*WHAT YOU SHOULD DO*
Look through the data below and return each line where "Sequence" appears.

*EXTRACTED INFORMATION*
___

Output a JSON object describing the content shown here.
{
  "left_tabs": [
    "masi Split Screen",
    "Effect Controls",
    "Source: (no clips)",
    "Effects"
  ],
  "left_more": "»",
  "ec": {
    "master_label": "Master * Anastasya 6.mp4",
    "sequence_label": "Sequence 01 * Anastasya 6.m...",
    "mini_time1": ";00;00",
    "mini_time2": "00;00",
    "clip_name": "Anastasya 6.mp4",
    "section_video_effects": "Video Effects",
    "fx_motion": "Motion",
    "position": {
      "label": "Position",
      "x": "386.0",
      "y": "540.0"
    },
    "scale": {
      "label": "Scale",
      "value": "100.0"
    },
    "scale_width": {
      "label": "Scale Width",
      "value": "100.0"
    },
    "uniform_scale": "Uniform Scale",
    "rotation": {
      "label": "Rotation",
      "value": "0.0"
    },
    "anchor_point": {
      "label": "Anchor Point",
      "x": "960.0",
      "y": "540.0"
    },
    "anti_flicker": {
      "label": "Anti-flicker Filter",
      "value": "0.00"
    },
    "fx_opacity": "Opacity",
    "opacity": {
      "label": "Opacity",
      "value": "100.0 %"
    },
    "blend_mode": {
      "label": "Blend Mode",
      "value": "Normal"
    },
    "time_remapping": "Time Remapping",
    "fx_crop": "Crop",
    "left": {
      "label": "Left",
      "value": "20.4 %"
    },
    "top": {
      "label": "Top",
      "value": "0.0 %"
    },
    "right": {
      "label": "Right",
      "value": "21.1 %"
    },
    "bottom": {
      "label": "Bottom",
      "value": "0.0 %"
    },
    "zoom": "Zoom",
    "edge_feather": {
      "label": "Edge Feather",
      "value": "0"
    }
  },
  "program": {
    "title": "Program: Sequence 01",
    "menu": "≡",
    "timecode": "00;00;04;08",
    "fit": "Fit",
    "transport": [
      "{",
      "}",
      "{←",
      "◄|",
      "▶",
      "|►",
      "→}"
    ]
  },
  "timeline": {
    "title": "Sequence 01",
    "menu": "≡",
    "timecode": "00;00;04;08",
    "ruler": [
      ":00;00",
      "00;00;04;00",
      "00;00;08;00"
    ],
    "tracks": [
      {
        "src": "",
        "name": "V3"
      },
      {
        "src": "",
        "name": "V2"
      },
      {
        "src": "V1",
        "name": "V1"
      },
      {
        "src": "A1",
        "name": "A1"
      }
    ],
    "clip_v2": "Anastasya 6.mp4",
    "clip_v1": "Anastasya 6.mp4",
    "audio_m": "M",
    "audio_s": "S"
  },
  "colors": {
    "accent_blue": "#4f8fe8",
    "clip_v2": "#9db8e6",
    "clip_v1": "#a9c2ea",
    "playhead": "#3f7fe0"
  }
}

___

*TASK RESULT*
    "sequence_label": "Sequence 01 * Anastasya 6.m...",
    "title": "Program: Sequence 01",
    "title": "Sequence 01",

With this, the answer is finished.